    • constantnormal commented on Mar 3

      … the chart of the NASDAQ since 2000 is one of the best arguments against blindly buying and holding … of course, it is difficult to say where the NASDAQ index will be in another 65 years — where will you be in 65 years?

  9. farmera1 commented on Mar 3

    I feel good about this. I’ve always wondered about equating volatility with risk, this just never made sense to me.

    http://thereformedbroker.com/2015/03/02/the-greatest-trick-the-devil-ever-pulled/

    The concept of variation (as quantified by standard deviation and called risk by the smooth tongued sales people/brokers) is not the same as risk. Never has been and never will be. I had a local foundation head start lecturing me on how to invest and accept more risk. When I asked her how she defined risk, she finally started mumbling about variation and risk, parroting the buzz words she had picked up. She had no clue what she was talking about but she had been sold, exactly what she’d been sold I have no idea but I’m sure it involved lots of commissions for the smooth tongued young fellow that sold her.

    • RW commented on Mar 3

      Very difficult not to go schadenfreude full monte on this one.

  10. kaleberg commented on Mar 3

    $30T / 76M baby boomers is about $400K for each heir. If we skew this with a power curve, expect a median inheritance of maybe $50K-$100K per millennial. [1] (This may be a bit high given the way Medicaid pay downs and final medical expenses work.) The baby boom birth mode was in 1960, so the big turnover will peak in the late 2030s, 15-25 years from now. [2] I suppose being able to pay off their student loans or afford a down payment on a condo, at long last, will feel like a real emancipation. They’ll be in their forties then and finally able to feel like grownups. God bless them. A friend of mine always said that we baby boomers would eat our young.

    [1] Is this 2015 dollars or 2035 dollars?

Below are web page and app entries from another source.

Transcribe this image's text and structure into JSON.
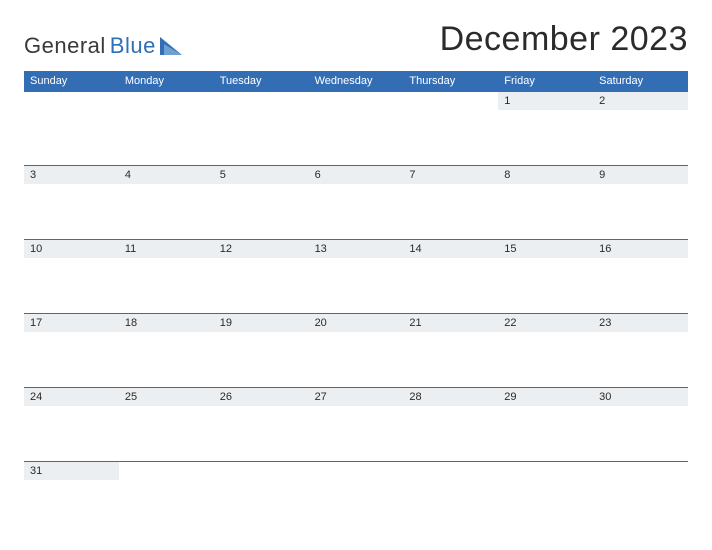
{
  "brand": {
    "part1": "General",
    "part2": "Blue"
  },
  "title": "December 2023",
  "day_names": [
    "Sunday",
    "Monday",
    "Tuesday",
    "Wednesday",
    "Thursday",
    "Friday",
    "Saturday"
  ],
  "weeks": [
    [
      "",
      "",
      "",
      "",
      "",
      "1",
      "2"
    ],
    [
      "3",
      "4",
      "5",
      "6",
      "7",
      "8",
      "9"
    ],
    [
      "10",
      "11",
      "12",
      "13",
      "14",
      "15",
      "16"
    ],
    [
      "17",
      "18",
      "19",
      "20",
      "21",
      "22",
      "23"
    ],
    [
      "24",
      "25",
      "26",
      "27",
      "28",
      "29",
      "30"
    ],
    [
      "31",
      "",
      "",
      "",
      "",
      "",
      ""
    ]
  ],
  "colors": {
    "accent": "#336eb5",
    "stripe": "#eceff2"
  }
}
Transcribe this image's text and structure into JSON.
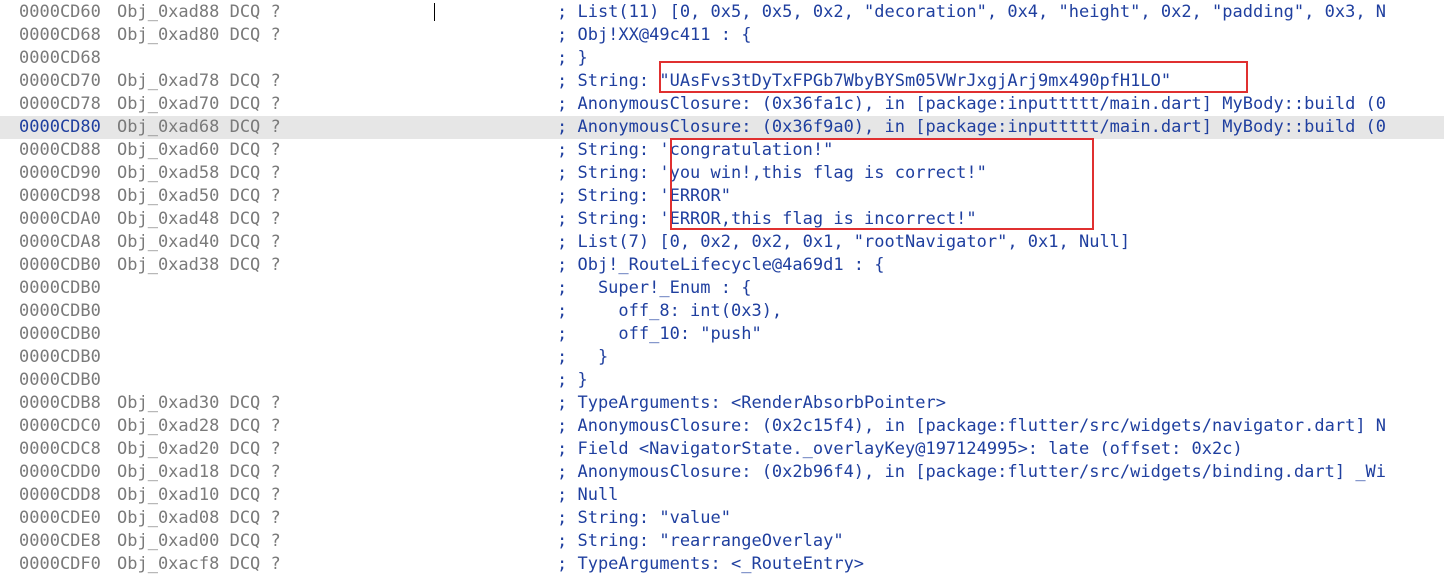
{
  "colors": {
    "address": "#7a7a7a",
    "selected_address": "#1f3f9f",
    "comment": "#1f3f9f",
    "selection_background": "#e6e6e6",
    "highlight_box": "#e03030"
  },
  "listing": {
    "selected_index": 5,
    "rows": [
      {
        "addr": "0000CD60",
        "name": "Obj_0xad88 DCQ ?",
        "comment": "; List(11) [0, 0x5, 0x5, 0x2, \"decoration\", 0x4, \"height\", 0x2, \"padding\", 0x3, N"
      },
      {
        "addr": "0000CD68",
        "name": "Obj_0xad80 DCQ ?",
        "comment": "; Obj!XX@49c411 : {"
      },
      {
        "addr": "0000CD68",
        "name": "",
        "comment": "; }"
      },
      {
        "addr": "0000CD70",
        "name": "Obj_0xad78 DCQ ?",
        "comment": "; String: \"UAsFvs3tDyTxFPGb7WbyBYSm05VWrJxgjArj9mx490pfH1LO\""
      },
      {
        "addr": "0000CD78",
        "name": "Obj_0xad70 DCQ ?",
        "comment": "; AnonymousClosure: (0x36fa1c), in [package:inputtttt/main.dart] MyBody::build (0"
      },
      {
        "addr": "0000CD80",
        "name": "Obj_0xad68 DCQ ?",
        "comment": "; AnonymousClosure: (0x36f9a0), in [package:inputtttt/main.dart] MyBody::build (0"
      },
      {
        "addr": "0000CD88",
        "name": "Obj_0xad60 DCQ ?",
        "comment": "; String: 'congratulation!\""
      },
      {
        "addr": "0000CD90",
        "name": "Obj_0xad58 DCQ ?",
        "comment": "; String: 'you win!,this flag is correct!\""
      },
      {
        "addr": "0000CD98",
        "name": "Obj_0xad50 DCQ ?",
        "comment": "; String: 'ERROR\""
      },
      {
        "addr": "0000CDA0",
        "name": "Obj_0xad48 DCQ ?",
        "comment": "; String: 'ERROR,this flag is incorrect!\""
      },
      {
        "addr": "0000CDA8",
        "name": "Obj_0xad40 DCQ ?",
        "comment": "; List(7) [0, 0x2, 0x2, 0x1, \"rootNavigator\", 0x1, Null]"
      },
      {
        "addr": "0000CDB0",
        "name": "Obj_0xad38 DCQ ?",
        "comment": "; Obj!_RouteLifecycle@4a69d1 : {"
      },
      {
        "addr": "0000CDB0",
        "name": "",
        "comment": ";   Super!_Enum : {"
      },
      {
        "addr": "0000CDB0",
        "name": "",
        "comment": ";     off_8: int(0x3),"
      },
      {
        "addr": "0000CDB0",
        "name": "",
        "comment": ";     off_10: \"push\""
      },
      {
        "addr": "0000CDB0",
        "name": "",
        "comment": ";   }"
      },
      {
        "addr": "0000CDB0",
        "name": "",
        "comment": "; }"
      },
      {
        "addr": "0000CDB8",
        "name": "Obj_0xad30 DCQ ?",
        "comment": "; TypeArguments: <RenderAbsorbPointer>"
      },
      {
        "addr": "0000CDC0",
        "name": "Obj_0xad28 DCQ ?",
        "comment": "; AnonymousClosure: (0x2c15f4), in [package:flutter/src/widgets/navigator.dart] N"
      },
      {
        "addr": "0000CDC8",
        "name": "Obj_0xad20 DCQ ?",
        "comment": "; Field <NavigatorState._overlayKey@197124995>: late (offset: 0x2c)"
      },
      {
        "addr": "0000CDD0",
        "name": "Obj_0xad18 DCQ ?",
        "comment": "; AnonymousClosure: (0x2b96f4), in [package:flutter/src/widgets/binding.dart] _Wi"
      },
      {
        "addr": "0000CDD8",
        "name": "Obj_0xad10 DCQ ?",
        "comment": "; Null"
      },
      {
        "addr": "0000CDE0",
        "name": "Obj_0xad08 DCQ ?",
        "comment": "; String: \"value\""
      },
      {
        "addr": "0000CDE8",
        "name": "Obj_0xad00 DCQ ?",
        "comment": "; String: \"rearrangeOverlay\""
      },
      {
        "addr": "0000CDF0",
        "name": "Obj_0xacf8 DCQ ?",
        "comment": "; TypeArguments: <_RouteEntry>"
      }
    ]
  }
}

We should be thinking in terms of the latter.
    [2] I expect that the wealthier boomers will live longer than the poorer ones, so late 2030s or even 2040s will see the peak wealth transfer.

Read this next.

Posted Under